Exercise prompt: Scan the entries and state how many lines contain "king". Write no other text.

*** Opening of Supplied data ***

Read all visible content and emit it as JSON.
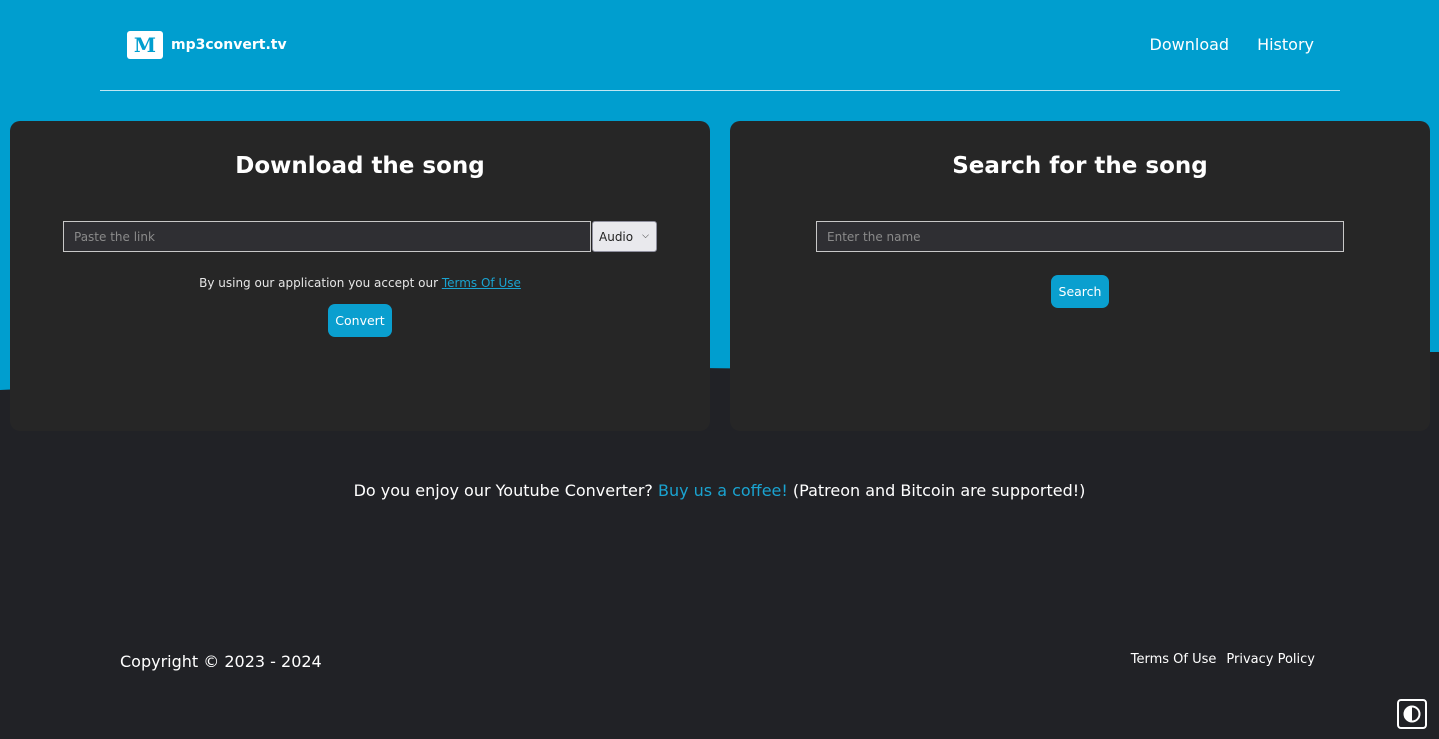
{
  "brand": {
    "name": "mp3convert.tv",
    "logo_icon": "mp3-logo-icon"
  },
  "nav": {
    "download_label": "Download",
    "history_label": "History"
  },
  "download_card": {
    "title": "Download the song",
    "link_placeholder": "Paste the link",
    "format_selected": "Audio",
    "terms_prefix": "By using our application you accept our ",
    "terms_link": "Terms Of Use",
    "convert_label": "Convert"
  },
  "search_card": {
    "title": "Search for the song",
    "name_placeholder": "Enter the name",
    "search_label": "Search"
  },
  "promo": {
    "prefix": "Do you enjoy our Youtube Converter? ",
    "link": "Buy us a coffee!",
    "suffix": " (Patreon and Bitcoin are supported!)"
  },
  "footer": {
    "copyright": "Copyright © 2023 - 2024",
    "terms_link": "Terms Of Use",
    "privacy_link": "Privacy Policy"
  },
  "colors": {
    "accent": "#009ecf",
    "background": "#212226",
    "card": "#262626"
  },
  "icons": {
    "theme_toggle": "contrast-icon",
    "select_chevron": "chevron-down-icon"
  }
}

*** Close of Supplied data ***
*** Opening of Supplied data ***

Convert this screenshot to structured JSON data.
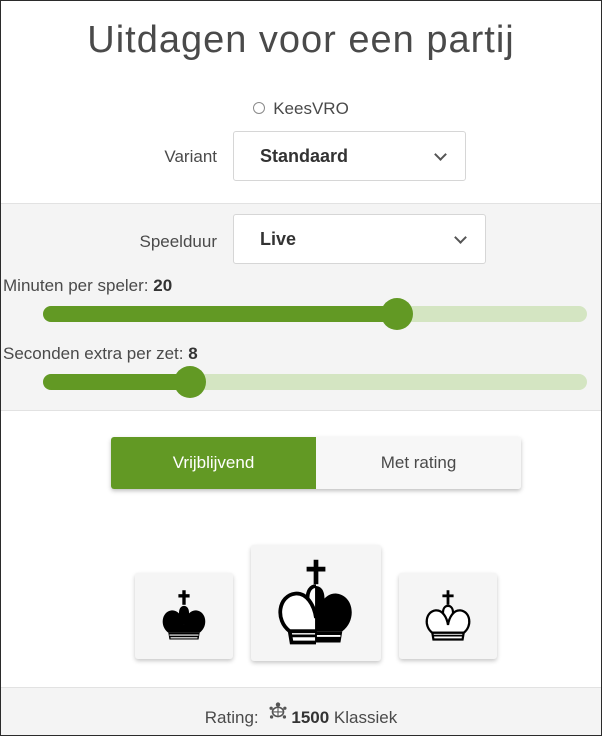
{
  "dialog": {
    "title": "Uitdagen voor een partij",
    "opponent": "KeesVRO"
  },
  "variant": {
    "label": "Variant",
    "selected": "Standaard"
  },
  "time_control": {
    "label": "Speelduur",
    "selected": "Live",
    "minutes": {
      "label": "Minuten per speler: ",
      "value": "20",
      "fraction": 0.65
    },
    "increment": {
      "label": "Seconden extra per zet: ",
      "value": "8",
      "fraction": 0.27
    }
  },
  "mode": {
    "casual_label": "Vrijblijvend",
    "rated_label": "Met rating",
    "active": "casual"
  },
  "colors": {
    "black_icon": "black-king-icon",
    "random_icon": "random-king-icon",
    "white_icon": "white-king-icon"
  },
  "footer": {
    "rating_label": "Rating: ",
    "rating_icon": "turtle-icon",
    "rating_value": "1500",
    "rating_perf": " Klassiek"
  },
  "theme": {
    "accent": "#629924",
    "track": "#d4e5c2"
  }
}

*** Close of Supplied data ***
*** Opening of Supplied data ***

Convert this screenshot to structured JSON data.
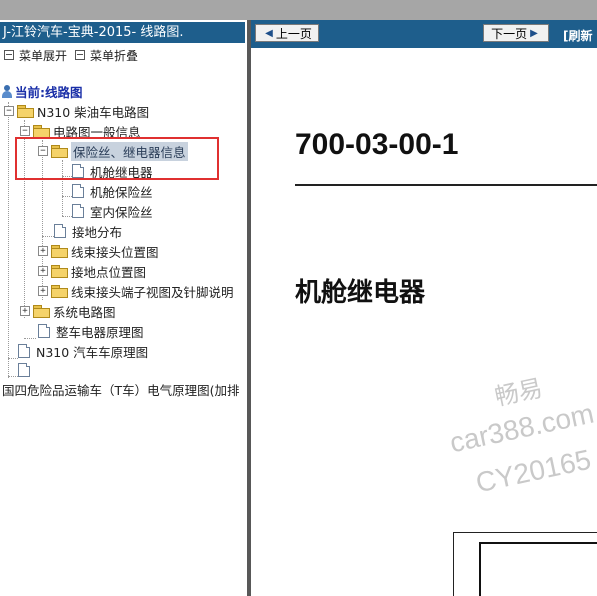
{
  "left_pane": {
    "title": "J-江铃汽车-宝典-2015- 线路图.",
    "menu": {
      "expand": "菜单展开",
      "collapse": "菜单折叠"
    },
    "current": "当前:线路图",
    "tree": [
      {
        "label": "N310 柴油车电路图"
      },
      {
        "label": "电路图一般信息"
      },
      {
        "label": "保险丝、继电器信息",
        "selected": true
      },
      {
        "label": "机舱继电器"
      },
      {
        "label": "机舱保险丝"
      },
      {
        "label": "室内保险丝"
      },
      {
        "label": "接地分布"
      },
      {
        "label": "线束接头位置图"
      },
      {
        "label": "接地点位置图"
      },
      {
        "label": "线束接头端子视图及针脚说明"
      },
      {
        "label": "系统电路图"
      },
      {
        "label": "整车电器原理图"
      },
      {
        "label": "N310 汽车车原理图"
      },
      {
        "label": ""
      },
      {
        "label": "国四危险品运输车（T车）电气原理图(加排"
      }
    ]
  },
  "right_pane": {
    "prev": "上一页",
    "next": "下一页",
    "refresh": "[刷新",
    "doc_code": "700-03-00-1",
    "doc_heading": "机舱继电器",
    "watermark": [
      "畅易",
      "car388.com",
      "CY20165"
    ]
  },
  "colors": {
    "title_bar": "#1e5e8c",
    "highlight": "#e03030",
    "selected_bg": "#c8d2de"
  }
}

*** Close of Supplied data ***

Response below: 3